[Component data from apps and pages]
=== Begin Enclosure ===
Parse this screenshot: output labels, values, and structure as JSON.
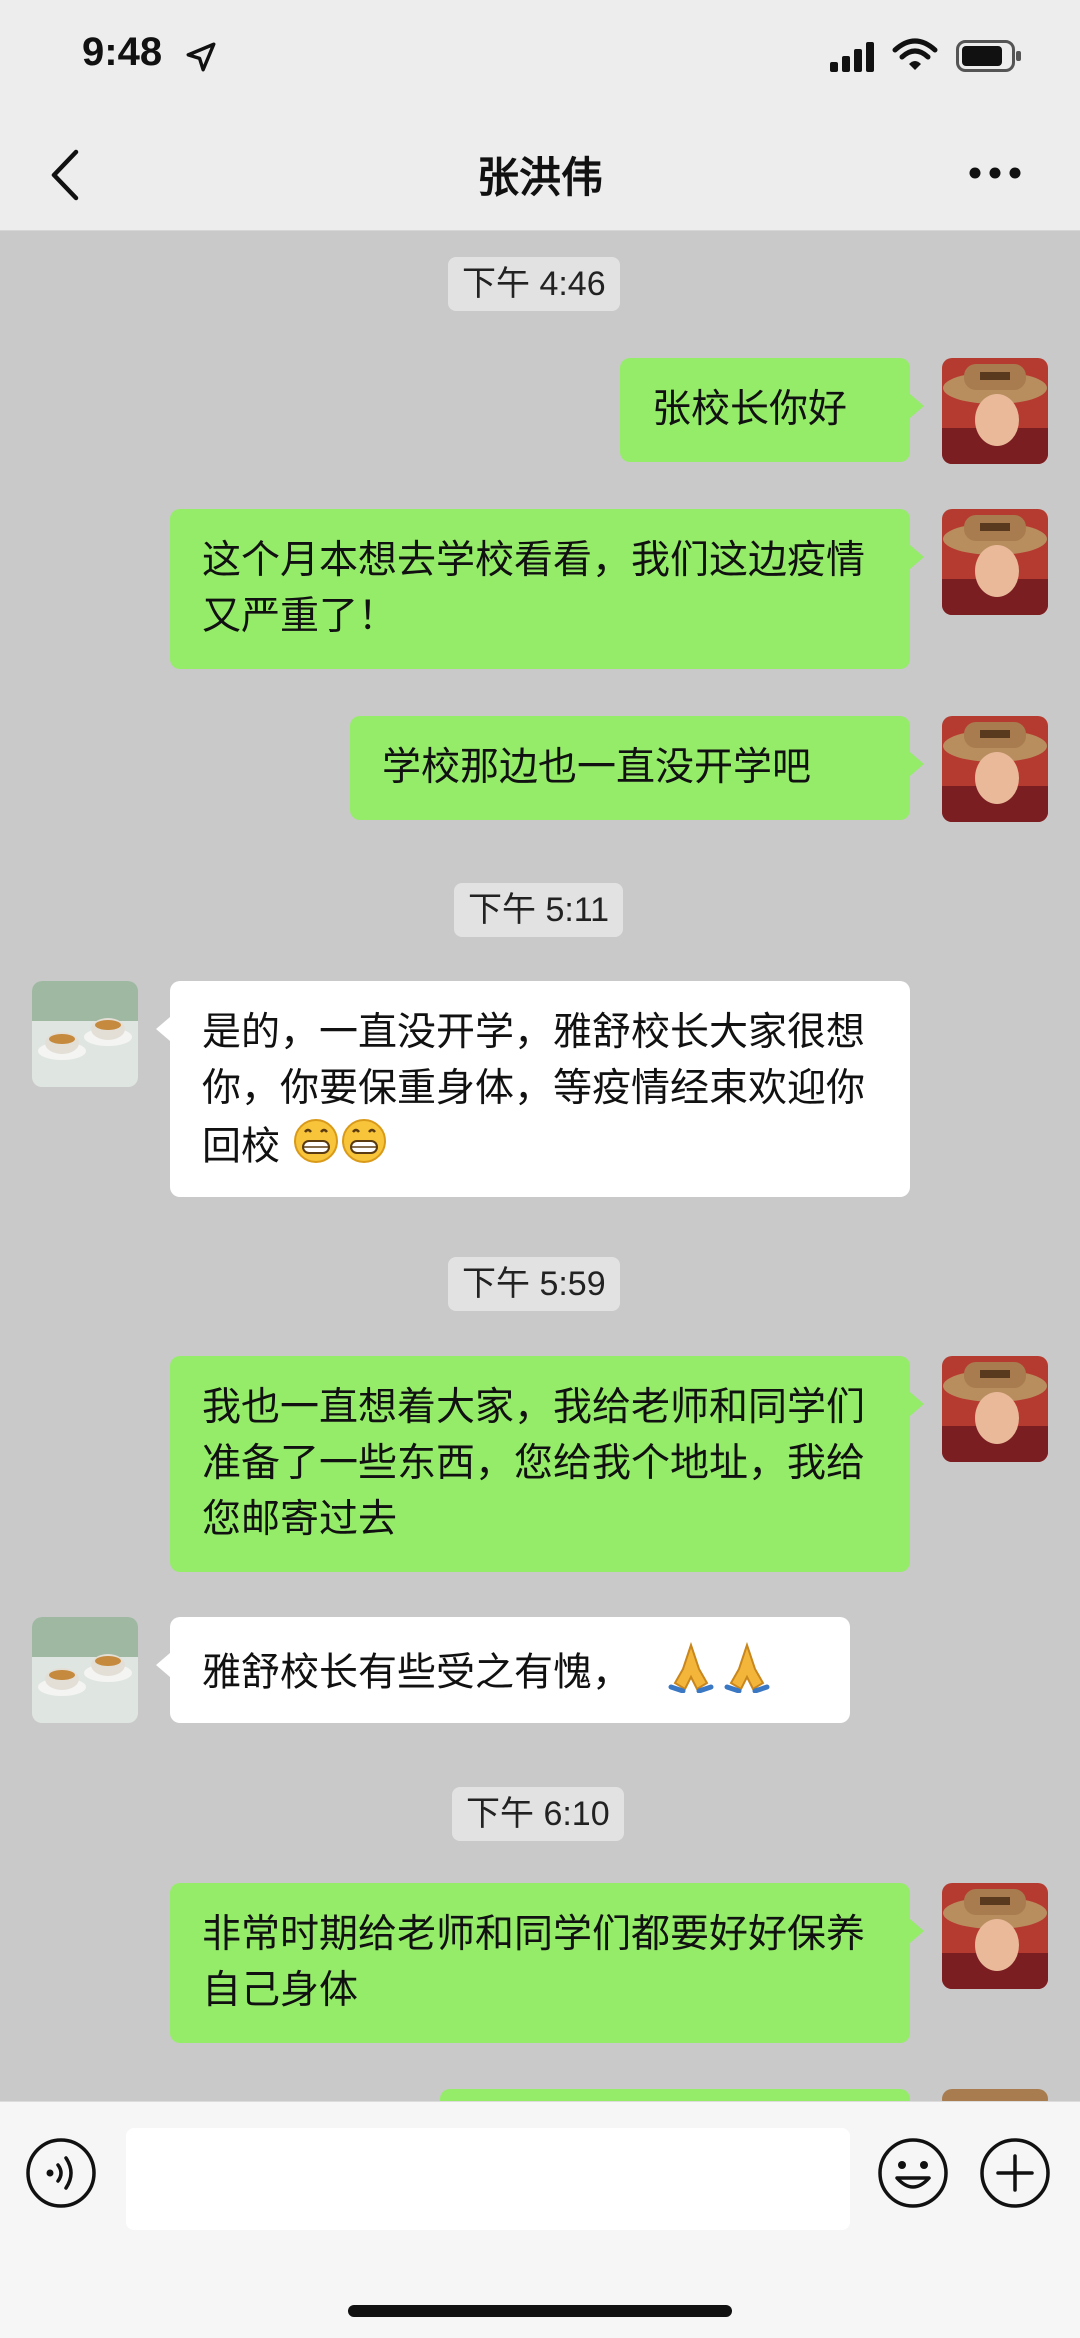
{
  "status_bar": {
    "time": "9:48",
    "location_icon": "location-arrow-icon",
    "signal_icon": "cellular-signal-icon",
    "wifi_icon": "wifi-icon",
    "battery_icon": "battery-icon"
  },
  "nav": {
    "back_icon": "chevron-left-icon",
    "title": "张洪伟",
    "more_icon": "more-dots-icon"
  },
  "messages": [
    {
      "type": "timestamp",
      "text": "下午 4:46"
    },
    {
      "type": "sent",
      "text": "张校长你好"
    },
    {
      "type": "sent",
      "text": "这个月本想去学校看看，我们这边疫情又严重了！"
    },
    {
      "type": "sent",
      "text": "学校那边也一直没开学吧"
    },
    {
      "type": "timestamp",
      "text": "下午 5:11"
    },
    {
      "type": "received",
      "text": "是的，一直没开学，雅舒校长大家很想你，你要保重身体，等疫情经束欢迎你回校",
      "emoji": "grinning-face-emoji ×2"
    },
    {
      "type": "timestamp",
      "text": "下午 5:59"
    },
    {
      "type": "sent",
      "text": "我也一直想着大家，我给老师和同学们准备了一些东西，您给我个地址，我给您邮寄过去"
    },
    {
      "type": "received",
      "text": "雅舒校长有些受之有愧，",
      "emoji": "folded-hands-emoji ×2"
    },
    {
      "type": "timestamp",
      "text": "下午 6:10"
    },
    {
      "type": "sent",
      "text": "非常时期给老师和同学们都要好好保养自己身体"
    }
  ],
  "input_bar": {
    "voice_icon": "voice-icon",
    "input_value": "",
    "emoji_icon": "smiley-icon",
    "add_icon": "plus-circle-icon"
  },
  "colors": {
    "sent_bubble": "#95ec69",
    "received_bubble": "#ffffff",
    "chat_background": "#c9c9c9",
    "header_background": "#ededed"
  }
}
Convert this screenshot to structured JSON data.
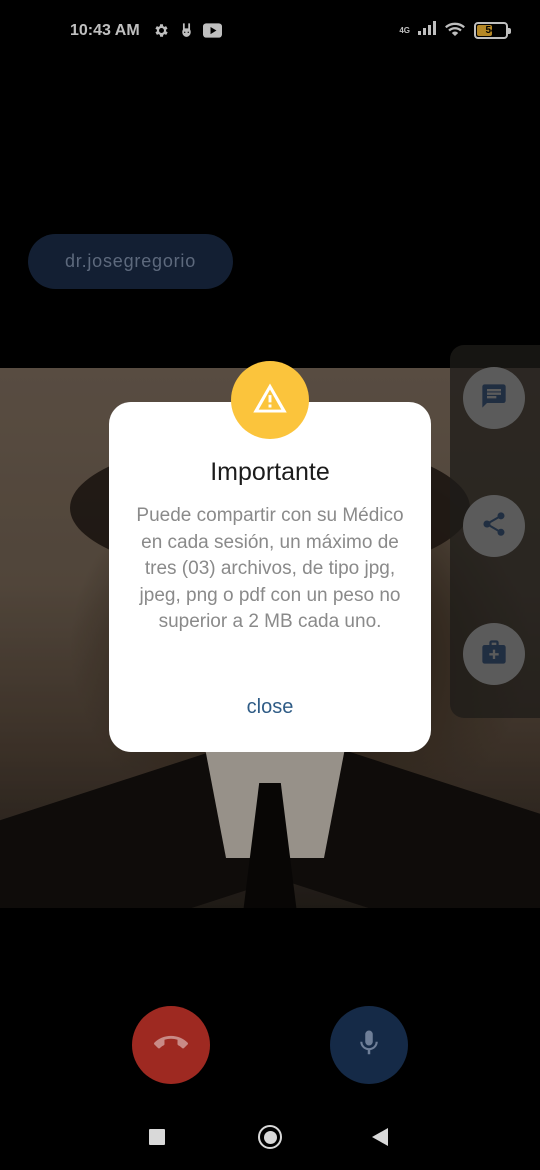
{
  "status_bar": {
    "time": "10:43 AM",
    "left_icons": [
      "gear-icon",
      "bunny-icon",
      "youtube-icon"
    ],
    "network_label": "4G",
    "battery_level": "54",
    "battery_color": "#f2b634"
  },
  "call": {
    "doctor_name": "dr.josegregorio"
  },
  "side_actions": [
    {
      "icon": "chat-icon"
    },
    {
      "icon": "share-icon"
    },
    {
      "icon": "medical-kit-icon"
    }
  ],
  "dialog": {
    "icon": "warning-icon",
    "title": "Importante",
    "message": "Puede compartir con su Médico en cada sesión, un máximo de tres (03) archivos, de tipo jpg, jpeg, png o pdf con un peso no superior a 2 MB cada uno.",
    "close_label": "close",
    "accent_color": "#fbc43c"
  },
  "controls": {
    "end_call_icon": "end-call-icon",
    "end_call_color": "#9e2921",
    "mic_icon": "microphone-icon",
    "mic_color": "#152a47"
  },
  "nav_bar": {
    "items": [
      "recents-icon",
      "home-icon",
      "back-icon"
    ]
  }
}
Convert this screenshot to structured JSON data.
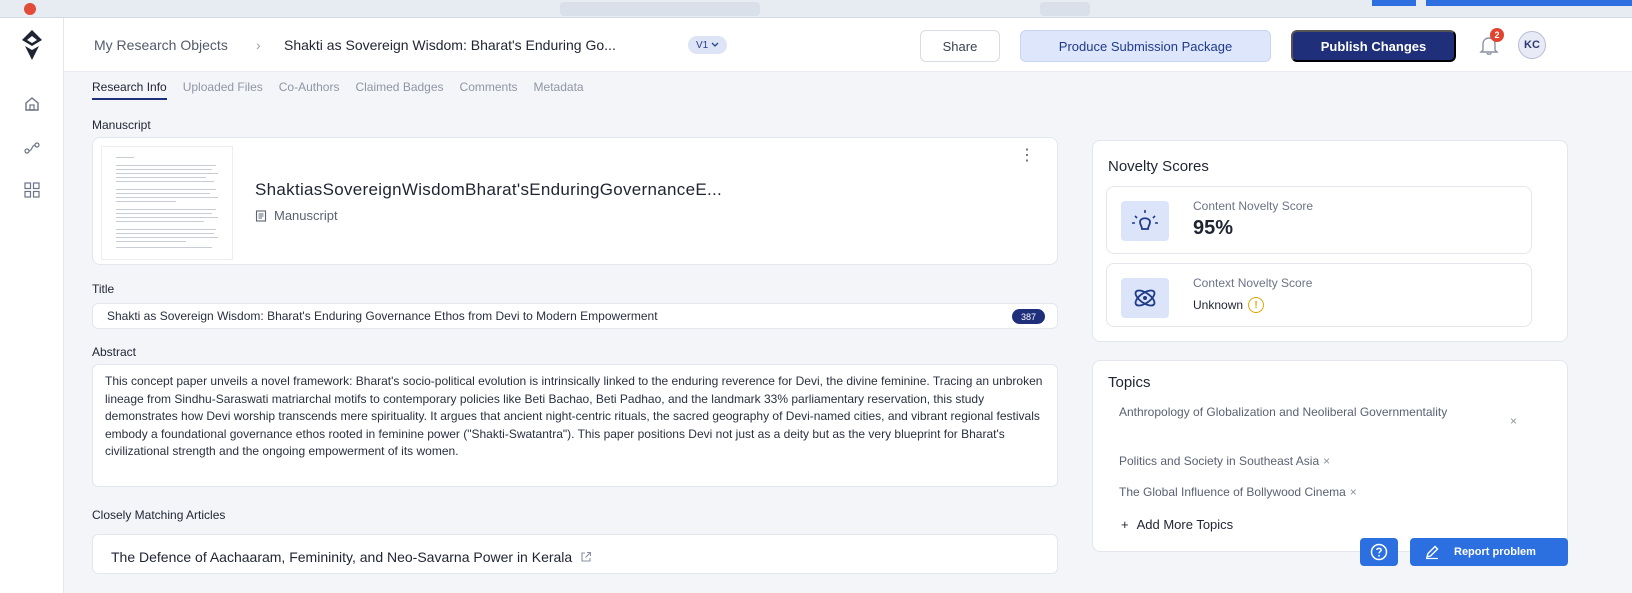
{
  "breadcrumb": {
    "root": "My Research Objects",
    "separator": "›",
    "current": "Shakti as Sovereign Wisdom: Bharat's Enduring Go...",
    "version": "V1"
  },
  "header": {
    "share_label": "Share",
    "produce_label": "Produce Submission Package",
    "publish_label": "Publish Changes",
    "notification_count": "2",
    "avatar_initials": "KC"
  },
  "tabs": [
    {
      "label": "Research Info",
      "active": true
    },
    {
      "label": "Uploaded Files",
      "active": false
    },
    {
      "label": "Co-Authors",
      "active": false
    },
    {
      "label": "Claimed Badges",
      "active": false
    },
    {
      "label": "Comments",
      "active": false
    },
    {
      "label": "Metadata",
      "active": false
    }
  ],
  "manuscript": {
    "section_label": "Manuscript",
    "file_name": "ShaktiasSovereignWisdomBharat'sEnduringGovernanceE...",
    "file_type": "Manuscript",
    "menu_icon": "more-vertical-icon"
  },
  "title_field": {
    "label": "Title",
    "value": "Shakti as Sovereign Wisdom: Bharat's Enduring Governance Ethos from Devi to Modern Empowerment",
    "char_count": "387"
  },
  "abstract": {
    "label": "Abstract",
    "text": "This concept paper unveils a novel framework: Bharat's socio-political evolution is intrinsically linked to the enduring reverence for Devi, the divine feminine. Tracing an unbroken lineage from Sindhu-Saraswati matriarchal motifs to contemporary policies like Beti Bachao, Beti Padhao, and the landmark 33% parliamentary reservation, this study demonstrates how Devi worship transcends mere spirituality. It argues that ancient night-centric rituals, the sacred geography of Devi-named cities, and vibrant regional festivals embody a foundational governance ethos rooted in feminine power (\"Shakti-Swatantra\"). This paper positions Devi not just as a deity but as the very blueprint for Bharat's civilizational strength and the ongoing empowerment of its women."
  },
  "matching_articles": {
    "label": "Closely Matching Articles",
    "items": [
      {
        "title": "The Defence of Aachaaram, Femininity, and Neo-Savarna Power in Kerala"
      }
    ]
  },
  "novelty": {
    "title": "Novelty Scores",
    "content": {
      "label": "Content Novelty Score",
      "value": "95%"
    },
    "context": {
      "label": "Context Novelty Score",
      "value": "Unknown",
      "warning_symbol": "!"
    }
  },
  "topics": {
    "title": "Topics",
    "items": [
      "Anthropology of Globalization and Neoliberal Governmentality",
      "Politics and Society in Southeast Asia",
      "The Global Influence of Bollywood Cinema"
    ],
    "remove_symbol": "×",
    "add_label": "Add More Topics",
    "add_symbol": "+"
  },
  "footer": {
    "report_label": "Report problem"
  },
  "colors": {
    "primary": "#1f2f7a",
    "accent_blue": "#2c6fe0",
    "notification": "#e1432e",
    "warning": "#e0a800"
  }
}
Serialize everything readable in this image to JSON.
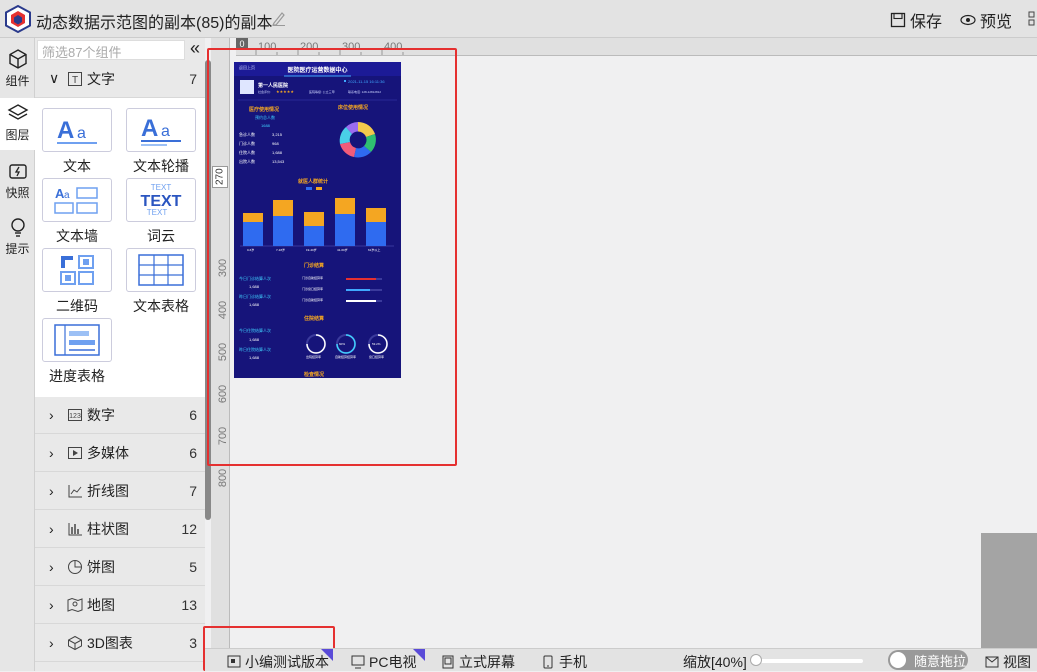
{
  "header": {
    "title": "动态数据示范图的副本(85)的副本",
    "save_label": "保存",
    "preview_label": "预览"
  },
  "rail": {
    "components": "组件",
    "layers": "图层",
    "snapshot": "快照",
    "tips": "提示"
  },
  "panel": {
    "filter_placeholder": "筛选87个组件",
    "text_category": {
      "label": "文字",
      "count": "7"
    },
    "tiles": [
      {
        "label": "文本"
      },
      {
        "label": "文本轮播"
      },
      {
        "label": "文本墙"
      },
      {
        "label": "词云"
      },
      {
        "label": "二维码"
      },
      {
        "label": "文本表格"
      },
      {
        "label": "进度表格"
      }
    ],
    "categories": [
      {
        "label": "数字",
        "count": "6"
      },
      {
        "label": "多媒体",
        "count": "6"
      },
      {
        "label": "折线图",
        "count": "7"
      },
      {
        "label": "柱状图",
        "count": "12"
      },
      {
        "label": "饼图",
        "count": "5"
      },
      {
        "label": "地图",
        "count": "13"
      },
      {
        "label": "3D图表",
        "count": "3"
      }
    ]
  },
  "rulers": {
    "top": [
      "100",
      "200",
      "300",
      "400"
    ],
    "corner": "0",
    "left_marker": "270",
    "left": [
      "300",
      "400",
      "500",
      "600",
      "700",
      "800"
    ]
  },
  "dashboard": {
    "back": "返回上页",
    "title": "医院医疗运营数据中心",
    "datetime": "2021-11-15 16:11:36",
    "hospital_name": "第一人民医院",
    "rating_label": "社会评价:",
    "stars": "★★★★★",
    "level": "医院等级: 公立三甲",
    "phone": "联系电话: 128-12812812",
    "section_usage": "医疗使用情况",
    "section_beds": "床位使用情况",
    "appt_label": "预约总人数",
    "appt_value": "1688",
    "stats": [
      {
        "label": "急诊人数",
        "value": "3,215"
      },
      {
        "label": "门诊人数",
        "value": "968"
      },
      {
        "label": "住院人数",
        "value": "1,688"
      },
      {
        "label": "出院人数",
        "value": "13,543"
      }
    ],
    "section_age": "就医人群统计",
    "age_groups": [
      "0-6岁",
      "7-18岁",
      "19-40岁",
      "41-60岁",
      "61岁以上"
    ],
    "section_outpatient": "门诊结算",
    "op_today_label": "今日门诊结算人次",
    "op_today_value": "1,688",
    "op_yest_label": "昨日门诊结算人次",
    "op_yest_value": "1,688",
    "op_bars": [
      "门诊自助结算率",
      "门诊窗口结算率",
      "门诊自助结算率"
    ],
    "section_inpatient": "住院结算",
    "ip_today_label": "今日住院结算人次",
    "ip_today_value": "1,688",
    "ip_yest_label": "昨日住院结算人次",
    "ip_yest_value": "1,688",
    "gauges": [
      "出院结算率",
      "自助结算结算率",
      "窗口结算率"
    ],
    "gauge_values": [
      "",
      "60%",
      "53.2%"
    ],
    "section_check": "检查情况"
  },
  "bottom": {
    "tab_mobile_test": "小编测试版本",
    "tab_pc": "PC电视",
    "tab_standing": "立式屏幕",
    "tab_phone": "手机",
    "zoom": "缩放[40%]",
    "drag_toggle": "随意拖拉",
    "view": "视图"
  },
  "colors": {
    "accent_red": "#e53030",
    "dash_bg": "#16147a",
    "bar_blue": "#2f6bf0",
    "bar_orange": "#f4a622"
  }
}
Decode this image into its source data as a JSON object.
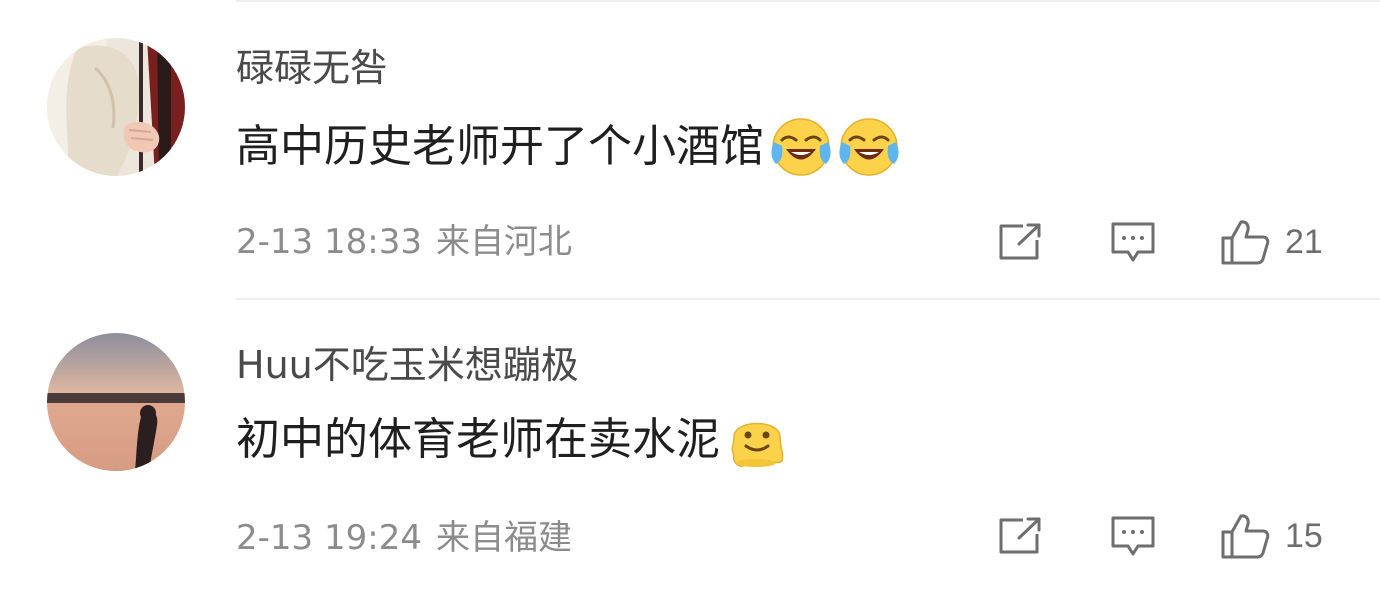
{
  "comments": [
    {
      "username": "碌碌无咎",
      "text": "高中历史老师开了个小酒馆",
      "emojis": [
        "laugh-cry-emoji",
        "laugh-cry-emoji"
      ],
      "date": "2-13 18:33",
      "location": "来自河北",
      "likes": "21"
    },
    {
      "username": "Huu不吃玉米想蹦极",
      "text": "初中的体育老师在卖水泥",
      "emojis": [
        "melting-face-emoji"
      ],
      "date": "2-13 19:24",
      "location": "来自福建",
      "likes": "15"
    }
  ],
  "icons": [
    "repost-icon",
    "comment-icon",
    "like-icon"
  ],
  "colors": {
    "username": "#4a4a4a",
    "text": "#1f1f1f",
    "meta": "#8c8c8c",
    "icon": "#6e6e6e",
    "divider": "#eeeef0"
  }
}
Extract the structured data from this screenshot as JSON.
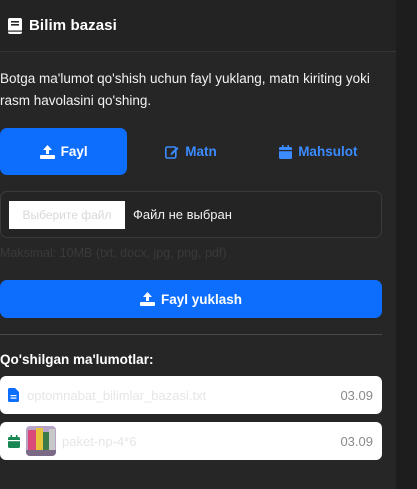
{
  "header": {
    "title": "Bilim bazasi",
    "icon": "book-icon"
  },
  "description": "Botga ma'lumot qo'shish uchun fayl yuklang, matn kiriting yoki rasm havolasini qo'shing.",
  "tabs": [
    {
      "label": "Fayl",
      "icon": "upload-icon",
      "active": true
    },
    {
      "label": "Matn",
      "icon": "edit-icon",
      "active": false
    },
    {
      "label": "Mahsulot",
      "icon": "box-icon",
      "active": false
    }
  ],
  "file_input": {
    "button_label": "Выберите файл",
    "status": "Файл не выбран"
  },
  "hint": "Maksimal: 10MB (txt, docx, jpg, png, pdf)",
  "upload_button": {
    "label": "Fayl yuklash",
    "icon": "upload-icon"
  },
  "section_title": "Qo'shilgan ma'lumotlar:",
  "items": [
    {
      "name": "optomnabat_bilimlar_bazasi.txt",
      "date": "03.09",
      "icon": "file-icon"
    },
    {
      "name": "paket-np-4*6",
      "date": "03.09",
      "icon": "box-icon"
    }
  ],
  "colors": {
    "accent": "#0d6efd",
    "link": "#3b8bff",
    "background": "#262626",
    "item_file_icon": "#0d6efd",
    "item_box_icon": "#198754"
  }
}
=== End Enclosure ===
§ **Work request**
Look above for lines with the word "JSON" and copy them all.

§ **Response box**
Parse this screenshot: output labels, values, and structure as JSON.
Convert this screenshot to structured JSON data.
Convert this screenshot to structured JSON data.
Serialize everything readable in this image to JSON.
Decode this image into its source data as a JSON object.
Extract the structured data from this screenshot as JSON.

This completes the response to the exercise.